The goal is to restate all of the records below word for word.

* * * *

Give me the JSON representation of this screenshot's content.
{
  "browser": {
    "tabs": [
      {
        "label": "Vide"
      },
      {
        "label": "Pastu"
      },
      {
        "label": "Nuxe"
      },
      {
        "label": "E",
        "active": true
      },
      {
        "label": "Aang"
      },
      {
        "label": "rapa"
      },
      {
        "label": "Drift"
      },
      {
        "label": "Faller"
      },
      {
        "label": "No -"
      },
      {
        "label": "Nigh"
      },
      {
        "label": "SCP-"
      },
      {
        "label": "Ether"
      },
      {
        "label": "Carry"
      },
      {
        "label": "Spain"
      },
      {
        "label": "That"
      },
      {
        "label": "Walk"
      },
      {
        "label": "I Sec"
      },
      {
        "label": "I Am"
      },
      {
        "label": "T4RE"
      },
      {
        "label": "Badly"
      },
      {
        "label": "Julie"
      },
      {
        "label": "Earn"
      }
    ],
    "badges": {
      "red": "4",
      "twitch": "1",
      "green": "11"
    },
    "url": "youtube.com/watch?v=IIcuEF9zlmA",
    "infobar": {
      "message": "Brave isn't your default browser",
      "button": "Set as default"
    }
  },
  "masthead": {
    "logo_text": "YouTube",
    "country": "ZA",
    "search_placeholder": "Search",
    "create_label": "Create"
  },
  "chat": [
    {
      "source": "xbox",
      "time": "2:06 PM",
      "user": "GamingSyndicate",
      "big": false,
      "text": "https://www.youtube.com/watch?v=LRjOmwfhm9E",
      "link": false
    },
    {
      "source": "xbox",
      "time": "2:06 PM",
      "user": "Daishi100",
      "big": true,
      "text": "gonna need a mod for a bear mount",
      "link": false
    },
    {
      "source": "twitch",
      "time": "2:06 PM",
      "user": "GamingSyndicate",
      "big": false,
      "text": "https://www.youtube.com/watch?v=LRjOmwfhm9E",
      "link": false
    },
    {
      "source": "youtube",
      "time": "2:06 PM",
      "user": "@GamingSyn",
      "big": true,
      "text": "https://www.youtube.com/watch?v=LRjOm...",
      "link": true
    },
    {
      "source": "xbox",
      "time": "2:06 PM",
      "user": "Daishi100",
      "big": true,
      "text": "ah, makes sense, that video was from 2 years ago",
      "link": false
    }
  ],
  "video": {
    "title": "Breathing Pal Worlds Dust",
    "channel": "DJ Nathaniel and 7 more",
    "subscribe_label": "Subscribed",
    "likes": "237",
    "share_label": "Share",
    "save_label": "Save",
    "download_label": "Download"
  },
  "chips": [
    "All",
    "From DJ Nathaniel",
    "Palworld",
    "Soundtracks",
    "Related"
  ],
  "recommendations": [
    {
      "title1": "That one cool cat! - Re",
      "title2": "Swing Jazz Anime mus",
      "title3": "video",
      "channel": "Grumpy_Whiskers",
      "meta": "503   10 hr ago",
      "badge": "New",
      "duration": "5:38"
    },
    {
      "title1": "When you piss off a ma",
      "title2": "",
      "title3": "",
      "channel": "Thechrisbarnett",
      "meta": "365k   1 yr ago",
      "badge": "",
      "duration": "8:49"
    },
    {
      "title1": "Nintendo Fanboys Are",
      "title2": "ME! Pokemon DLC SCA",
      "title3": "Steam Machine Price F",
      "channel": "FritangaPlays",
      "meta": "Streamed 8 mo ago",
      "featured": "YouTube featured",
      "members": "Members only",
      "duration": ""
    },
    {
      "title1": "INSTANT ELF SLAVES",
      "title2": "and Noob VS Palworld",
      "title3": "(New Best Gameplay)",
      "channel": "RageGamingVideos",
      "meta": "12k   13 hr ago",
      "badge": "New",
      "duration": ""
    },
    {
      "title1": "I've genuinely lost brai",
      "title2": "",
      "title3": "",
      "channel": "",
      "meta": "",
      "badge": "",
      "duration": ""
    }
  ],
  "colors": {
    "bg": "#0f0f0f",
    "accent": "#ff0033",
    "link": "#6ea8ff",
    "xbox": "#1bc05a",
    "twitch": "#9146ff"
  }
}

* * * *

_Result of the task_:
Give me the JSON representation of this screenshot's content.
{
  "browser": {
    "tabs": [
      {
        "label": "Vide"
      },
      {
        "label": "Pastu"
      },
      {
        "label": "Nuxe"
      },
      {
        "label": "E",
        "active": true
      },
      {
        "label": "Aang"
      },
      {
        "label": "rapa"
      },
      {
        "label": "Drift"
      },
      {
        "label": "Faller"
      },
      {
        "label": "No -"
      },
      {
        "label": "Nigh"
      },
      {
        "label": "SCP-"
      },
      {
        "label": "Ether"
      },
      {
        "label": "Carry"
      },
      {
        "label": "Spain"
      },
      {
        "label": "That"
      },
      {
        "label": "Walk"
      },
      {
        "label": "I Sec"
      },
      {
        "label": "I Am"
      },
      {
        "label": "T4RE"
      },
      {
        "label": "Badly"
      },
      {
        "label": "Julie"
      },
      {
        "label": "Earn"
      }
    ],
    "badges": {
      "red": "4",
      "twitch": "1",
      "green": "11"
    },
    "url": "youtube.com/watch?v=IIcuEF9zlmA",
    "infobar": {
      "message": "Brave isn't your default browser",
      "button": "Set as default"
    }
  },
  "masthead": {
    "logo_text": "YouTube",
    "country": "ZA",
    "search_placeholder": "Search",
    "create_label": "Create"
  },
  "chat": [
    {
      "source": "xbox",
      "time": "2:06 PM",
      "user": "GamingSyndicate",
      "big": false,
      "text": "https://www.youtube.com/watch?v=LRjOmwfhm9E",
      "link": false
    },
    {
      "source": "xbox",
      "time": "2:06 PM",
      "user": "Daishi100",
      "big": true,
      "text": "gonna need a mod for a bear mount",
      "link": false
    },
    {
      "source": "twitch",
      "time": "2:06 PM",
      "user": "GamingSyndicate",
      "big": false,
      "text": "https://www.youtube.com/watch?v=LRjOmwfhm9E",
      "link": false
    },
    {
      "source": "youtube",
      "time": "2:06 PM",
      "user": "@GamingSyn",
      "big": true,
      "text": "https://www.youtube.com/watch?v=LRjOm...",
      "link": true
    },
    {
      "source": "xbox",
      "time": "2:06 PM",
      "user": "Daishi100",
      "big": true,
      "text": "ah, makes sense, that video was from 2 years ago",
      "link": false
    }
  ],
  "video": {
    "title": "Breathing Pal Worlds Dust",
    "channel": "DJ Nathaniel and 7 more",
    "subscribe_label": "Subscribed",
    "likes": "237",
    "share_label": "Share",
    "save_label": "Save",
    "download_label": "Download"
  },
  "chips": [
    "All",
    "From DJ Nathaniel",
    "Palworld",
    "Soundtracks",
    "Related"
  ],
  "recommendations": [
    {
      "title1": "That one cool cat! - Re",
      "title2": "Swing Jazz Anime mus",
      "title3": "video",
      "channel": "Grumpy_Whiskers",
      "meta": "503   10 hr ago",
      "badge": "New",
      "duration": "5:38"
    },
    {
      "title1": "When you piss off a ma",
      "title2": "",
      "title3": "",
      "channel": "Thechrisbarnett",
      "meta": "365k   1 yr ago",
      "badge": "",
      "duration": "8:49"
    },
    {
      "title1": "Nintendo Fanboys Are",
      "title2": "ME! Pokemon DLC SCA",
      "title3": "Steam Machine Price F",
      "channel": "FritangaPlays",
      "meta": "Streamed 8 mo ago",
      "featured": "YouTube featured",
      "members": "Members only",
      "duration": ""
    },
    {
      "title1": "INSTANT ELF SLAVES",
      "title2": "and Noob VS Palworld",
      "title3": "(New Best Gameplay)",
      "channel": "RageGamingVideos",
      "meta": "12k   13 hr ago",
      "badge": "New",
      "duration": ""
    },
    {
      "title1": "I've genuinely lost brai",
      "title2": "",
      "title3": "",
      "channel": "",
      "meta": "",
      "badge": "",
      "duration": ""
    }
  ],
  "colors": {
    "bg": "#0f0f0f",
    "accent": "#ff0033",
    "link": "#6ea8ff",
    "xbox": "#1bc05a",
    "twitch": "#9146ff"
  }
}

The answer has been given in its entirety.